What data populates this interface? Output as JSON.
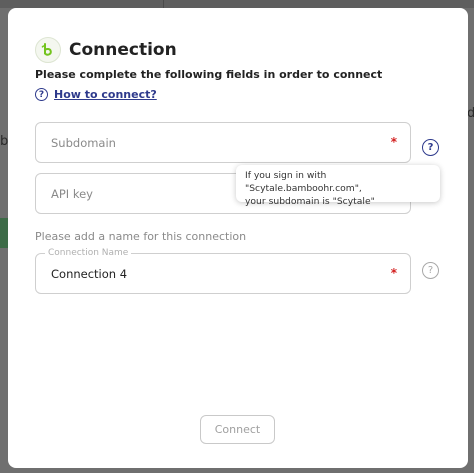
{
  "background": {
    "letters": [
      "b",
      "d"
    ]
  },
  "modal": {
    "title": "Connection",
    "logo_icon": "bamboohr-logo-icon",
    "brand_color": "#73c41d",
    "link_color": "#2e3a8c",
    "required_color": "#d32020",
    "subtitle": "Please complete the following fields in order to connect",
    "how_to_link": "How to connect?",
    "help_glyph": "?",
    "fields": {
      "subdomain": {
        "placeholder": "Subdomain",
        "value": "",
        "required": "*"
      },
      "api_key": {
        "placeholder": "API key",
        "value": ""
      },
      "connection_name": {
        "label": "Connection Name",
        "value": "Connection 4",
        "required": "*"
      }
    },
    "tooltip": {
      "line1": "If you sign in with \"Scytale.bamboohr.com\",",
      "line2": "your subdomain is \"Scytale\""
    },
    "name_prompt": "Please add a name for this connection",
    "connect_button": "Connect"
  }
}
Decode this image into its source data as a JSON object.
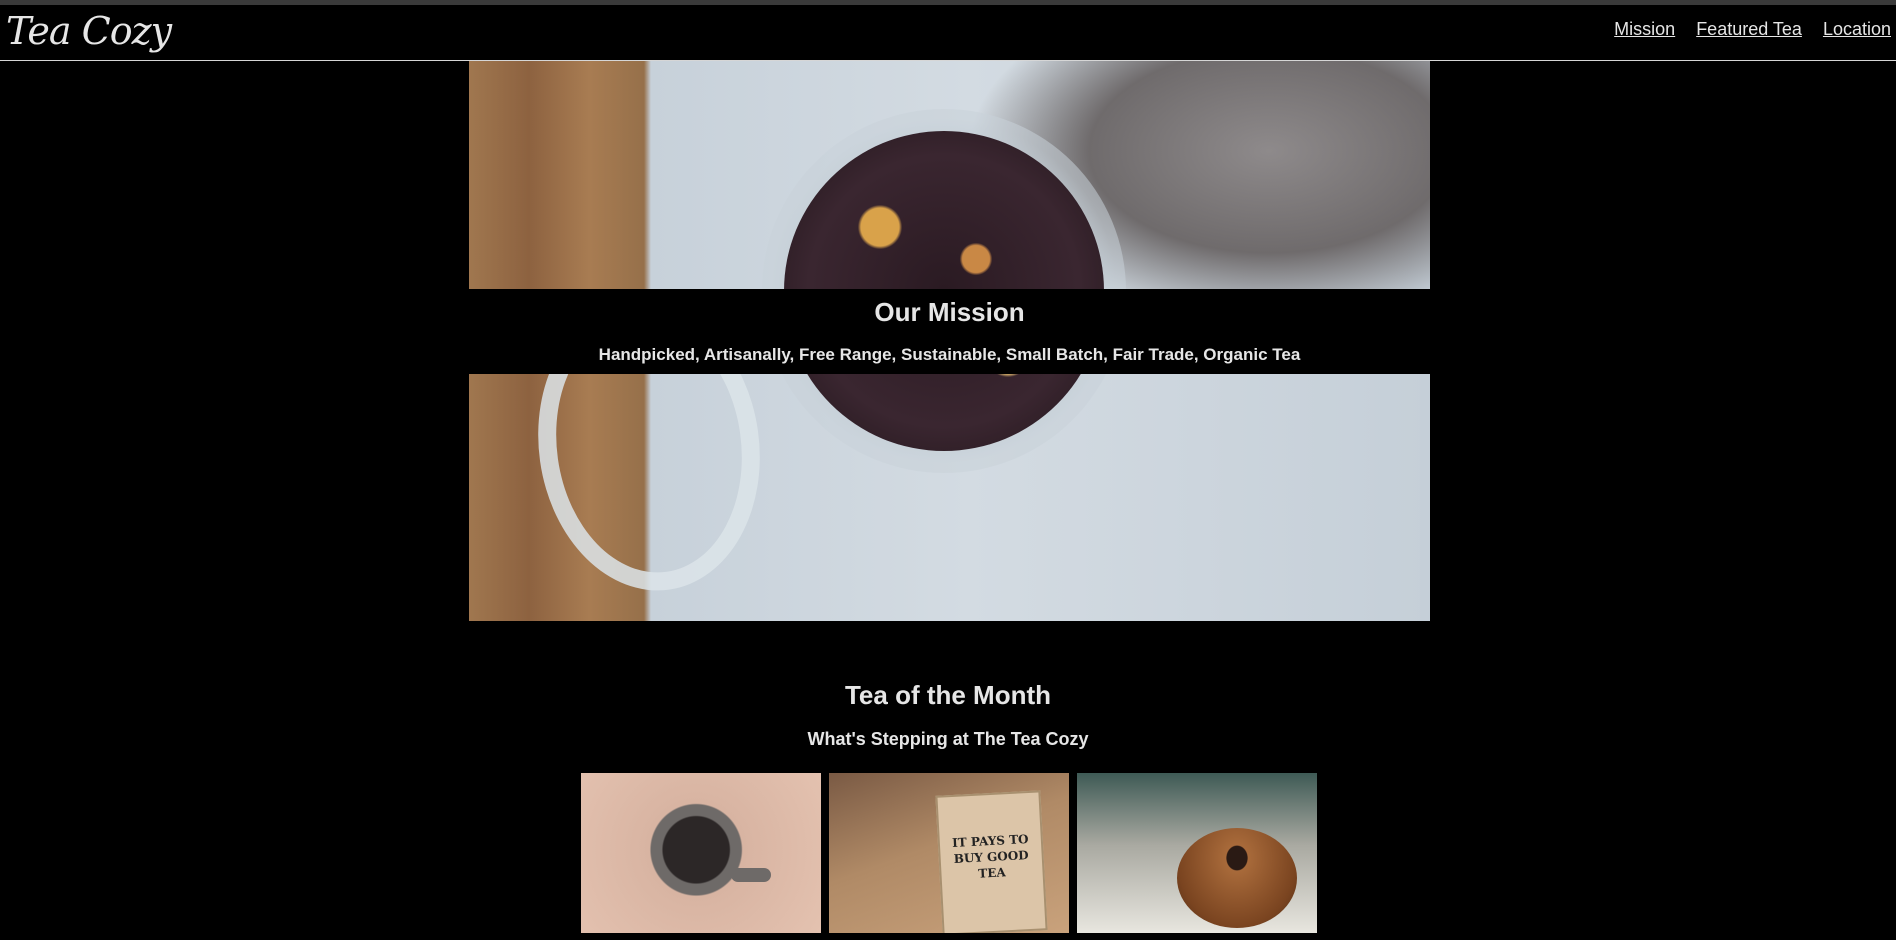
{
  "header": {
    "logo": "Tea Cozy",
    "nav": [
      "Mission",
      "Featured Tea",
      "Location"
    ]
  },
  "mission": {
    "title": "Our Mission",
    "subtitle": "Handpicked, Artisanally, Free Range, Sustainable, Small Batch, Fair Trade, Organic Tea"
  },
  "tea_of_month": {
    "title": "Tea of the Month",
    "subtitle": "What's Stepping at The Tea Cozy",
    "tiles": [
      {
        "image": "tea-cup-with-berries"
      },
      {
        "image": "tea-box",
        "box_text": "IT PAYS TO BUY GOOD TEA"
      },
      {
        "image": "donut-on-plate"
      }
    ]
  }
}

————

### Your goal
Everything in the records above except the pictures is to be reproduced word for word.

### Task answer
What data populates this interface? Output as JSON.
{
  "background": {
    "letters": [
      "b",
      "d"
    ]
  },
  "modal": {
    "title": "Connection",
    "logo_icon": "bamboohr-logo-icon",
    "brand_color": "#73c41d",
    "link_color": "#2e3a8c",
    "required_color": "#d32020",
    "subtitle": "Please complete the following fields in order to connect",
    "how_to_link": "How to connect?",
    "help_glyph": "?",
    "fields": {
      "subdomain": {
        "placeholder": "Subdomain",
        "value": "",
        "required": "*"
      },
      "api_key": {
        "placeholder": "API key",
        "value": ""
      },
      "connection_name": {
        "label": "Connection Name",
        "value": "Connection 4",
        "required": "*"
      }
    },
    "tooltip": {
      "line1": "If you sign in with \"Scytale.bamboohr.com\",",
      "line2": "your subdomain is \"Scytale\""
    },
    "name_prompt": "Please add a name for this connection",
    "connect_button": "Connect"
  }
}
Decode this image into its source data as a JSON object.
{
  "header": {
    "logo": "Tea Cozy",
    "nav": [
      "Mission",
      "Featured Tea",
      "Location"
    ]
  },
  "mission": {
    "title": "Our Mission",
    "subtitle": "Handpicked, Artisanally, Free Range, Sustainable, Small Batch, Fair Trade, Organic Tea"
  },
  "tea_of_month": {
    "title": "Tea of the Month",
    "subtitle": "What's Stepping at The Tea Cozy",
    "tiles": [
      {
        "image": "tea-cup-with-berries"
      },
      {
        "image": "tea-box",
        "box_text": "IT PAYS TO BUY GOOD TEA"
      },
      {
        "image": "donut-on-plate"
      }
    ]
  }
}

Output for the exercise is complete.